Body bags from other battalions flooded homes; sometimes they were left on the doorstep to be found by parents after soldiers rang the doorbell and fled at midnight.
It was an unwinnable proxy war that killed tens of thousands of youth in the ’80s, almost none of whom really understood the values of the superpowers of the United States and the Soviet Union who financed opposing sides.
“Many never got out of the army,” Alex said. “A friend whose time of service was coming to an end deserted. The enemy found him and killed him.”
Once out of the Sandinista army, Alex practiced baseball. He threw a treacherous curve ball that won the championship of Leon twice and competed against other departments. Two years passed.
Then a friend offered to take him illegally to the United States. The first stop was Guatemala. But he never completed the second leg of the journey. Instead, he worked for a Palestinian shopkeeper selling electrical appliances on a busy retail street.
Playing baseball in Guatemala, Alex met the love of his life, Mercedes, who became his wife. With the strong background of Nicaraguan baseball, Alex played on five of the best teams in Guatemala and a future on a professional team seemed likely.
But God threw him a curve ball he didn’t expect. Alex and Mercedes were hanging out on Guatemala City’s Central Plaza in 1996 when they heard a man preaching in the middle of a circle of 100 or so people. Alex was intrigued by the message that Jesus could change his life.
The power of the Word and the work of the Spirit of God in his heart struck a deep chord. When invited, Alex accepted Jesus as his Lord and Savior and was born again. He immediately went to find an evening church service.
“In that moment, we wanted to get to know the church,” Alex says. “God had touched our hearts.”
Alex gave up his baseball career and began voraciously consuming the Bible.
“I found a lot of things that I had already lived as a young man without knowing that they were in the Bible,” says Alex, now 46. “I first read Proverbs. It was unexplainable, but God was speaking to my life. It led me to cry. I spent the whole day reading Proverbs and the terrace alone.”

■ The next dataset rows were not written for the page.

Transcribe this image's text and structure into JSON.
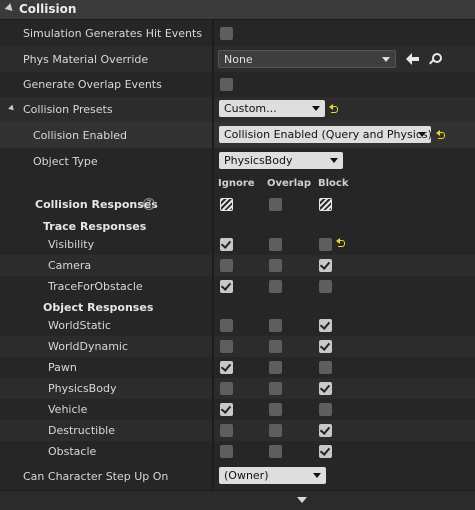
{
  "section": {
    "title": "Collision"
  },
  "props": {
    "sim_hit_events": {
      "label": "Simulation Generates Hit Events",
      "checked": false
    },
    "phys_material": {
      "label": "Phys Material Override",
      "value": "None"
    },
    "overlap_events": {
      "label": "Generate Overlap Events",
      "checked": false
    },
    "presets": {
      "label": "Collision Presets",
      "value": "Custom..."
    },
    "collision_enabled": {
      "label": "Collision Enabled",
      "value": "Collision Enabled (Query and Physics)"
    },
    "object_type": {
      "label": "Object Type",
      "value": "PhysicsBody"
    },
    "step_up": {
      "label": "Can Character Step Up On",
      "value": "(Owner)"
    }
  },
  "columns": {
    "ignore": "Ignore",
    "overlap": "Overlap",
    "block": "Block"
  },
  "collision_responses": {
    "label": "Collision Responses",
    "help": "?"
  },
  "trace_responses": {
    "label": "Trace Responses",
    "rows": [
      {
        "name": "Visibility",
        "ignore": true,
        "overlap": false,
        "block": false,
        "reset": true
      },
      {
        "name": "Camera",
        "ignore": false,
        "overlap": false,
        "block": true,
        "reset": false
      },
      {
        "name": "TraceForObstacle",
        "ignore": true,
        "overlap": false,
        "block": false,
        "reset": false
      }
    ]
  },
  "object_responses": {
    "label": "Object Responses",
    "rows": [
      {
        "name": "WorldStatic",
        "ignore": false,
        "overlap": false,
        "block": true
      },
      {
        "name": "WorldDynamic",
        "ignore": false,
        "overlap": false,
        "block": true
      },
      {
        "name": "Pawn",
        "ignore": true,
        "overlap": false,
        "block": false
      },
      {
        "name": "PhysicsBody",
        "ignore": false,
        "overlap": false,
        "block": true
      },
      {
        "name": "Vehicle",
        "ignore": true,
        "overlap": false,
        "block": false
      },
      {
        "name": "Destructible",
        "ignore": false,
        "overlap": false,
        "block": true
      },
      {
        "name": "Obstacle",
        "ignore": false,
        "overlap": false,
        "block": true
      }
    ]
  }
}
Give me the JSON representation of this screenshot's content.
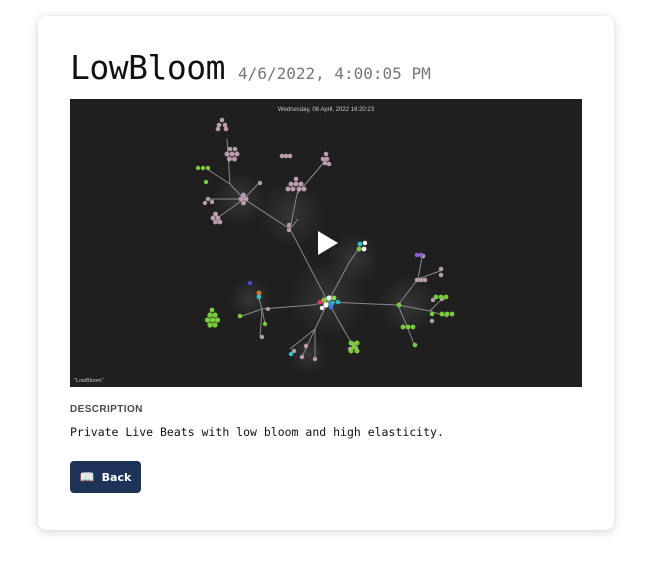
{
  "page": {
    "title": "LowBloom",
    "timestamp": "4/6/2022, 4:00:05 PM"
  },
  "video": {
    "overlay_date": "Wednesday, 06 April, 2022 16:20:23",
    "watermark": "\"LowBloom\"",
    "play_icon": "play-icon"
  },
  "description": {
    "label": "DESCRIPTION",
    "text": "Private Live Beats with low bloom and high elasticity."
  },
  "actions": {
    "back_label": "Back",
    "back_icon": "book-icon"
  },
  "colors": {
    "accent": "#1e3358",
    "video_bg": "#1f1f1f",
    "node_pink": "#b99cb0",
    "node_green": "#7ccb3c",
    "node_purple": "#8e5ad0"
  }
}
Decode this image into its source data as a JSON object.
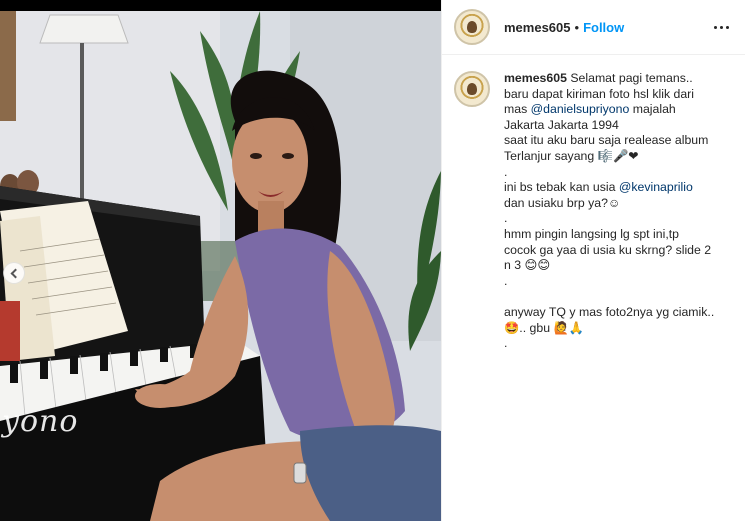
{
  "photo": {
    "watermark": "yono",
    "prev_icon": "chevron-left-icon"
  },
  "post": {
    "username": "memes605",
    "separator": "•",
    "follow_label": "Follow",
    "more_icon": "more-options-icon"
  },
  "caption": {
    "username": "memes605",
    "l1_text": "Selamat pagi temans..",
    "l2": "baru dapat kiriman foto hsl klik dari",
    "l3_pre": "mas ",
    "l3_mention": "@danielsupriyono",
    "l3_post": " majalah",
    "l4": "Jakarta Jakarta 1994",
    "l5": "saat itu aku baru saja realease album",
    "l6": "Terlanjur sayang 🎼🎤❤",
    "l7": ".",
    "l8_pre": "ini bs tebak kan usia ",
    "l8_mention": "@kevinaprilio",
    "l9": "dan usiaku brp ya?☺",
    "l10": ".",
    "l11": "hmm pingin langsing lg spt ini,tp",
    "l12": "cocok ga yaa di usia ku skrng? slide 2",
    "l13": "n 3 😊😊",
    "l14": ".",
    "l15": "",
    "l16": "anyway TQ y mas foto2nya yg ciamik..",
    "l17": "🤩.. gbu 🙋🙏",
    "l18": "."
  },
  "colors": {
    "link_blue": "#0095f6",
    "mention_blue": "#00376b",
    "text": "#262626"
  }
}
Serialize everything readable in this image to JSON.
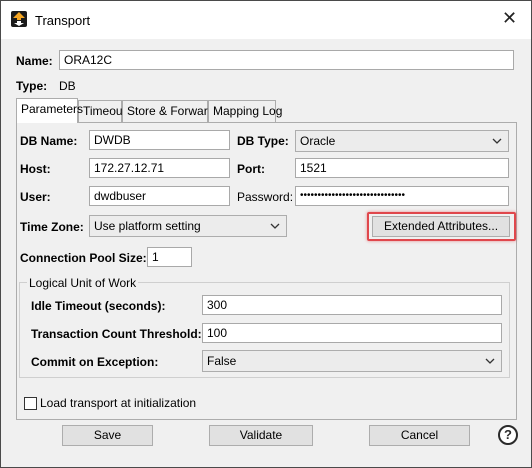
{
  "window": {
    "title": "Transport",
    "close_glyph": "✕",
    "app_icon": "transport-logo-icon"
  },
  "name": {
    "label": "Name:",
    "value": "ORA12C"
  },
  "type": {
    "label": "Type:",
    "value": "DB"
  },
  "tabs": [
    {
      "label": "Parameters",
      "active": true
    },
    {
      "label": "Timeout",
      "active": false
    },
    {
      "label": "Store & Forward",
      "active": false
    },
    {
      "label": "Mapping Log",
      "active": false
    }
  ],
  "params": {
    "db_name": {
      "label": "DB Name:",
      "value": "DWDB"
    },
    "db_type": {
      "label": "DB Type:",
      "value": "Oracle"
    },
    "host": {
      "label": "Host:",
      "value": "172.27.12.71"
    },
    "port": {
      "label": "Port:",
      "value": "1521"
    },
    "user": {
      "label": "User:",
      "value": "dwdbuser"
    },
    "password": {
      "label": "Password:",
      "value": "••••••••••••••••••••••••••••••"
    },
    "time_zone": {
      "label": "Time Zone:",
      "value": "Use platform setting"
    },
    "extended_attributes_label": "Extended Attributes...",
    "pool_size": {
      "label": "Connection Pool Size:",
      "value": "1"
    }
  },
  "luw": {
    "title": "Logical Unit of Work",
    "idle_timeout": {
      "label": "Idle Timeout (seconds):",
      "value": "300"
    },
    "txn_count": {
      "label": "Transaction Count Threshold:",
      "value": "100"
    },
    "commit_on_exception": {
      "label": "Commit on Exception:",
      "value": "False"
    }
  },
  "load_at_init": {
    "label": "Load transport at initialization",
    "checked": false
  },
  "buttons": {
    "save": "Save",
    "validate": "Validate",
    "cancel": "Cancel",
    "help": "?"
  },
  "colors": {
    "highlight": "#e0474c",
    "window_bg": "#f0f0f0"
  }
}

His first church was in Jocotales, a neighborhood in Guatemala City almost completely taken over by gang-bangers. The church rose, sputtered and ultimately closed after 10 years. One of his disciples is a pastor today.
At the same time, he became an assistant administrator in the Liceo Bilingue la Puerta, a low-tuition Christian school that reaches souls for God.
“I see in the kids a lot of the experiences I faced in my childhood when I didn’t have anyone who could give me an orientation about what to do,” Alex says. “I suffered a lot of loneliness, the separation of my parents. I was cast aside by my friends because I didn’t have the same talents of others.”
Today, he’s a humble legend among the Guatemalans who have passed through the church and school. He does much of the grunt work and gets much of the admiration of children and parents.
“You’re in the plan of God, and in that there is no failure. He does things in the best way,” says Alex, who is also assistant pastor of the Door Christian Church in Zone 1 of the capital city.
His only sadness, which his wife felt even stronger, was that doctors gave her 1% possibility of becoming pregnant due to hormone imbalances they couldn’t treat because of their finances. Mercedes cried out to the Lord in prayer and persevered for five years. One day, a school parent prophesied to her that she was already pregnant.
“Because of the desire I had to have a child, that impressed me,” says Mercedes, 36. “I believed him.”
And the Lord answered their prayers! Alex and Mercedes now have two kids: Eliseo, 13, and Andres, 9.
Alex has been redeployed from the carnage he faced in the Contra War to the intense spiritual warfare faced by all believers.
“There was so much pain, so much suffering in the army,” he says. “You live so much uncertainty because you don’t know if you’re going to live out of it. Living all that gave me a lot of sensitivity to suffering and conviction – conviction that there is nothing for sure in life except God.”